**** RECORDS PROVIDED
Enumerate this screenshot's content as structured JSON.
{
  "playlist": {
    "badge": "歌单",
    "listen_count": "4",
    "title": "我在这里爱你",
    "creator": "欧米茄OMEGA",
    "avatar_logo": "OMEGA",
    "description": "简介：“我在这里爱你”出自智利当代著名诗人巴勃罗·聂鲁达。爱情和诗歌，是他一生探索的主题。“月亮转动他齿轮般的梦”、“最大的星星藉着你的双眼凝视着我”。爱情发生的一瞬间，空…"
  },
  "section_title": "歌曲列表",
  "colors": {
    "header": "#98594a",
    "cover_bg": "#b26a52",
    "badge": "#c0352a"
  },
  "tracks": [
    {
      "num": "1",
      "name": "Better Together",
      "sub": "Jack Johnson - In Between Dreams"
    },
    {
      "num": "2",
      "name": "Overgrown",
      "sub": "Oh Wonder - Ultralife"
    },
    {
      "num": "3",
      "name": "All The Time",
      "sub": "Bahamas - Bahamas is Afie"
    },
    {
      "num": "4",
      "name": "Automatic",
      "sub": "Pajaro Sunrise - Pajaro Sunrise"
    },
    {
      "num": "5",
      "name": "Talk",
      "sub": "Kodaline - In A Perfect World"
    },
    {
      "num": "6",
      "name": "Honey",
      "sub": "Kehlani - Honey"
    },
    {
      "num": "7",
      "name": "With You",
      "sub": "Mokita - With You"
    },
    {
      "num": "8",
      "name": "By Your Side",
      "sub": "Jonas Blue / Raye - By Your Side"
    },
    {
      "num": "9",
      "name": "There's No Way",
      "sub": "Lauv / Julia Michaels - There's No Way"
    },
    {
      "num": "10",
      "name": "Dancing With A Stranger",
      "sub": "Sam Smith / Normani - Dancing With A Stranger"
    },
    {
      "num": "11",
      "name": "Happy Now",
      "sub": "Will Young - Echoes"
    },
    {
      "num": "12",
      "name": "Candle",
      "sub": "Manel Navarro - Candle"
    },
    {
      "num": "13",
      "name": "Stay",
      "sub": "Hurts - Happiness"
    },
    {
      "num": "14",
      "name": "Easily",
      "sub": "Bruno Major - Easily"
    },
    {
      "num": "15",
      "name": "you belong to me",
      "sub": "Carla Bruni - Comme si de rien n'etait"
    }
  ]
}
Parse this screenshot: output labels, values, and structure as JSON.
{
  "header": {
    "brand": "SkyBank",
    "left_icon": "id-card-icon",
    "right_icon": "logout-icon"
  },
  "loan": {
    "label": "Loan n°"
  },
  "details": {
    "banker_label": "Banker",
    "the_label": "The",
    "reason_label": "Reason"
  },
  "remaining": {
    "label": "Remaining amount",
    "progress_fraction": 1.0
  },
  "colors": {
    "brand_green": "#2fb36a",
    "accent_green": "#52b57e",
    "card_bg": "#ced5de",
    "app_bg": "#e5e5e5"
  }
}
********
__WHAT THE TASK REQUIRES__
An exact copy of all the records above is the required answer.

__WRITTEN ANSWER__
Enumerate this screenshot's content as structured JSON.
{
  "playlist": {
    "badge": "歌单",
    "listen_count": "4",
    "title": "我在这里爱你",
    "creator": "欧米茄OMEGA",
    "avatar_logo": "OMEGA",
    "description": "简介：“我在这里爱你”出自智利当代著名诗人巴勃罗·聂鲁达。爱情和诗歌，是他一生探索的主题。“月亮转动他齿轮般的梦”、“最大的星星藉着你的双眼凝视着我”。爱情发生的一瞬间，空…"
  },
  "section_title": "歌曲列表",
  "colors": {
    "header": "#98594a",
    "cover_bg": "#b26a52",
    "badge": "#c0352a"
  },
  "tracks": [
    {
      "num": "1",
      "name": "Better Together",
      "sub": "Jack Johnson - In Between Dreams"
    },
    {
      "num": "2",
      "name": "Overgrown",
      "sub": "Oh Wonder - Ultralife"
    },
    {
      "num": "3",
      "name": "All The Time",
      "sub": "Bahamas - Bahamas is Afie"
    },
    {
      "num": "4",
      "name": "Automatic",
      "sub": "Pajaro Sunrise - Pajaro Sunrise"
    },
    {
      "num": "5",
      "name": "Talk",
      "sub": "Kodaline - In A Perfect World"
    },
    {
      "num": "6",
      "name": "Honey",
      "sub": "Kehlani - Honey"
    },
    {
      "num": "7",
      "name": "With You",
      "sub": "Mokita - With You"
    },
    {
      "num": "8",
      "name": "By Your Side",
      "sub": "Jonas Blue / Raye - By Your Side"
    },
    {
      "num": "9",
      "name": "There's No Way",
      "sub": "Lauv / Julia Michaels - There's No Way"
    },
    {
      "num": "10",
      "name": "Dancing With A Stranger",
      "sub": "Sam Smith / Normani - Dancing With A Stranger"
    },
    {
      "num": "11",
      "name": "Happy Now",
      "sub": "Will Young - Echoes"
    },
    {
      "num": "12",
      "name": "Candle",
      "sub": "Manel Navarro - Candle"
    },
    {
      "num": "13",
      "name": "Stay",
      "sub": "Hurts - Happiness"
    },
    {
      "num": "14",
      "name": "Easily",
      "sub": "Bruno Major - Easily"
    },
    {
      "num": "15",
      "name": "you belong to me",
      "sub": "Carla Bruni - Comme si de rien n'etait"
    }
  ]
}
Parse this screenshot: output labels, values, and structure as JSON.
{
  "header": {
    "brand": "SkyBank",
    "left_icon": "id-card-icon",
    "right_icon": "logout-icon"
  },
  "loan": {
    "label": "Loan n°"
  },
  "details": {
    "banker_label": "Banker",
    "the_label": "The",
    "reason_label": "Reason"
  },
  "remaining": {
    "label": "Remaining amount",
    "progress_fraction": 1.0
  },
  "colors": {
    "brand_green": "#2fb36a",
    "accent_green": "#52b57e",
    "card_bg": "#ced5de",
    "app_bg": "#e5e5e5"
  }
}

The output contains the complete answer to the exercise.